NEW HAVEN, Conn. -- A spirited march of 150 youth and adult supporters stopped downtown traffic to honks of support on Saturday as they made their way from the closed Dixwell Q House youth center to New Haven City Hall. They called for jobs and an end to violence.
Rallying in front of the Amistad statue, youth speakers, union leaders, and elected officials urged the Jobs Pipeline Committee formed by the Board of Aldermen to continue working until opportunities are provided to New Haven's youth.
"I'm fighting for these kids. I'm fighting for myself," exclaimed Nollysha Canteen, a high school senior and the youth representative on the Committee. "My sisters and brothers are scared to walk out the door because they're scared they'll be shot," she said.
"Would it be different if there were jobs? " asked Latoya Agnew, a youth leader from the Newhallville neighborhood. "Yes," answered the crowd. "Give us youth centers. Give us jobs. So this doesn't have to happen," she added.
"I may be only 11," said Jackie Marks, of New Elm City Dream, who chaired the rally, "but the youth here today are our future leaders."
Montell Wright, 16, led the crowd chanting, "United we stand, Divided we fall; Jobs for youth, Jobs for All!"
New Elm City Dream members have surveyed over 500 teens about jobs, violence, education, and neighborhood needs. It was announced at the rally that the youth who filled out surveys overwhelmingly state that having good jobs available for young people and adults will improve the quality of life in New Haven.
State Sen. Marty Looney reminded the crowd that this year is an important presidential election year and urged everyone to make sure they are registered to vote.
High school student Gerald Scott Campbell addressed the rally on behalf of the New Haven Young Communist League to announce that similar actions for jobs took place during Juneteenth weekend in a half dozen cities around the country.
"Once we have jobs, peace will come to our communities," he said. "Black, white, Hispanic; we all need jobs."
The New Haven Peoples Center, where the New Elm City Dream has been organizing since its inception in September, brought many adult marchers to support the youth.
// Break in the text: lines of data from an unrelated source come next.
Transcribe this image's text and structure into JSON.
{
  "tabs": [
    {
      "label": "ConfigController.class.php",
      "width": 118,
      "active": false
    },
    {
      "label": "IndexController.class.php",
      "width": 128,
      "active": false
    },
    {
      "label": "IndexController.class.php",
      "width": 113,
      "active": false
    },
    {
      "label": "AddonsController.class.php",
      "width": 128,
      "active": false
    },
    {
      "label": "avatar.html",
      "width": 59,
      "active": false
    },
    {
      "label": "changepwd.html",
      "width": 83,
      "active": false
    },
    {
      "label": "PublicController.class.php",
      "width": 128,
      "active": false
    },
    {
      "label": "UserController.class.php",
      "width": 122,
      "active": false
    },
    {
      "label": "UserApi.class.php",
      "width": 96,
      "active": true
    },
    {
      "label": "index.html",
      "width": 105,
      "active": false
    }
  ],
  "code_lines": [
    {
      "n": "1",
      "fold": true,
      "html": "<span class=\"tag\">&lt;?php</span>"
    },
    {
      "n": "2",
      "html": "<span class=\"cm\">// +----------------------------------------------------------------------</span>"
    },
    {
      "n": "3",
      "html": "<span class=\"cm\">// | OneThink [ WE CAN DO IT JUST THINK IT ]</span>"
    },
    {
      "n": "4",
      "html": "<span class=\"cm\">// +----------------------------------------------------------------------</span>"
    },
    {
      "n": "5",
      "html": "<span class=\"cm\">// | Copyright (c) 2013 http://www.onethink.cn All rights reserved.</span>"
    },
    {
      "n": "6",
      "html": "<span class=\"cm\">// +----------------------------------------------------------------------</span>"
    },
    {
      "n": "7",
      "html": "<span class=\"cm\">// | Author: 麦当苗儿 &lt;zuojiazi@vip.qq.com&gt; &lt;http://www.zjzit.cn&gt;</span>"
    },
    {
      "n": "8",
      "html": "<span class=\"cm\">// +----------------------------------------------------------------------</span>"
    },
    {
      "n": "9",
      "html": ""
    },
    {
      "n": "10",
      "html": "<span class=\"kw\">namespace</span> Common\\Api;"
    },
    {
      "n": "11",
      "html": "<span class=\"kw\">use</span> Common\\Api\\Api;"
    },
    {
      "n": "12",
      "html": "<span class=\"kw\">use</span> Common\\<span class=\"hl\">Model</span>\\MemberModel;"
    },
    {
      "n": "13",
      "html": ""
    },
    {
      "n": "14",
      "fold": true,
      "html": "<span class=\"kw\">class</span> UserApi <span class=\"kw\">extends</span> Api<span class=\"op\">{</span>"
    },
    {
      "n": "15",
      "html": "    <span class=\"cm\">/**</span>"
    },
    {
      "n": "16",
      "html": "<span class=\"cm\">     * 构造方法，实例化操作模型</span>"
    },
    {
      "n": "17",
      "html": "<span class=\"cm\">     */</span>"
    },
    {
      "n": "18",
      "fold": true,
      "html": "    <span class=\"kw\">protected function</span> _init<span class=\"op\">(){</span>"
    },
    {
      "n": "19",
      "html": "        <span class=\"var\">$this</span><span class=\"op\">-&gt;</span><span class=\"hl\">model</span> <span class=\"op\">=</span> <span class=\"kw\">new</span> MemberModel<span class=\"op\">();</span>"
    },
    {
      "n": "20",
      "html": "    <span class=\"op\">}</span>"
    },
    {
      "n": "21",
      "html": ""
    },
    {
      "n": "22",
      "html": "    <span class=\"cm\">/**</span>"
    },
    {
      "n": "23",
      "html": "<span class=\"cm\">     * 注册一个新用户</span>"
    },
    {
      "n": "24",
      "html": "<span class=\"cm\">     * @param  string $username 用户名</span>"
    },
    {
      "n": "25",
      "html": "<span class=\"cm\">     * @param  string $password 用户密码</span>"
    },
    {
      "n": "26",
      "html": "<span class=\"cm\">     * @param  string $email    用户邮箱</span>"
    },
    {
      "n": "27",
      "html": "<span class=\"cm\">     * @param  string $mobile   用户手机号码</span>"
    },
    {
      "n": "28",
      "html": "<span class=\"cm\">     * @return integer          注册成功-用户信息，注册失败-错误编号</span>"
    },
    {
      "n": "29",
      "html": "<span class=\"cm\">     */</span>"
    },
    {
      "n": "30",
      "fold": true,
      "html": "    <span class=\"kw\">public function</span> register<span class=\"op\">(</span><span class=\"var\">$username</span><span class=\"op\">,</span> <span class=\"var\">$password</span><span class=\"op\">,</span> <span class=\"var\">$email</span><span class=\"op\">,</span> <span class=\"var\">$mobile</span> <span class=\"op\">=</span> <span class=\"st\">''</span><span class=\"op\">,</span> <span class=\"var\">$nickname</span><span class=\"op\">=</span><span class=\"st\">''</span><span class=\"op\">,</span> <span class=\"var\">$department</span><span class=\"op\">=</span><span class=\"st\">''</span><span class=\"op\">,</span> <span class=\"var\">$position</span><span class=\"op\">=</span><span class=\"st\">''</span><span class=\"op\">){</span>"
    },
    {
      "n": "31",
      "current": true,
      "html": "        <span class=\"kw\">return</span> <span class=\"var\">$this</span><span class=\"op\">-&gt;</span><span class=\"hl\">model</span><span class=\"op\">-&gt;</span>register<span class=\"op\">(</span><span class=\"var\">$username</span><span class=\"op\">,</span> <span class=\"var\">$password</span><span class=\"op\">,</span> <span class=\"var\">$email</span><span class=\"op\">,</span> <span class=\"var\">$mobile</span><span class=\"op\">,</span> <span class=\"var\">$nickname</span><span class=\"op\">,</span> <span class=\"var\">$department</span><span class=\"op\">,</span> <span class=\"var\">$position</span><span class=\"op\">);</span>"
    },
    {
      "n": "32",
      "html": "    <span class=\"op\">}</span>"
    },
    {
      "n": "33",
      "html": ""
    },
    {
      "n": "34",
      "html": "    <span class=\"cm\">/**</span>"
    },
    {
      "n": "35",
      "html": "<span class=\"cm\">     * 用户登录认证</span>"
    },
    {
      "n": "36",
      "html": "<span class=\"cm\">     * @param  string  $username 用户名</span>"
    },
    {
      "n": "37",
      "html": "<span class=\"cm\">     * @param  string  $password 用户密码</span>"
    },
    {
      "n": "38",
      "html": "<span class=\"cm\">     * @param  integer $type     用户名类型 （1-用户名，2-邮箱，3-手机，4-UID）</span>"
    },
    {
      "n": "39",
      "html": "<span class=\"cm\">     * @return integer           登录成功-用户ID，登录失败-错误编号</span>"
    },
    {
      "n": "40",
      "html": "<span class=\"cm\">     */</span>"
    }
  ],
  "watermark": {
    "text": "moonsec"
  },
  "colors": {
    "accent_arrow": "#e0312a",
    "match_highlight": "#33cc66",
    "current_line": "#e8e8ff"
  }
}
Peoples Center president Alfred Marder congratulated the young people for taking their destiny into their own hands.
"The lesson is to organize. Our common ground today is jobs," he said. "The People's Center is under attack because it provides support for the fights for jobs, immigrant rights, and for all the people of the city!"
Several came to march with the Peoples Center banner in solidarity after Governor Dannel Malloy withdrew funds to restore the 1851 brick structure from the state bonding budget, in reaction to anti-communist protests from a group of extremist Republicans, despite many letters of support from the state's largest unions and a number of community organizations.
Rev. Scott Marks concluded the rally by invoking the youth who were in the forefront of the Civil Rights and anti-Vietnam war movement. He praised the leadership being shown by New Haven youth today, and emphasized their unifying message: "They never say 'jobs for youth' without adding 'jobs for all,'" Marks said.
Referring to last year's labor-community victories in city elections, he pointed out that the youth demands -- stop the violence, jobs for all -- are now at the top of the agenda of the Board of Aldermen.
The weekend event was organized by New Elm City Dream along with several other youth groups to kick off a three weekend series of activities around the theme Youth ACTION - All Coming Together In Organizing New Haven. Following the rally, school buses took the youth to nearby Criscuolo Park for food, music, and performances.
Photo: New Elm City Dream youth group leads march for jobs and against violence through downtown New Haven on Juneteenth weekend. Art Perlo/PW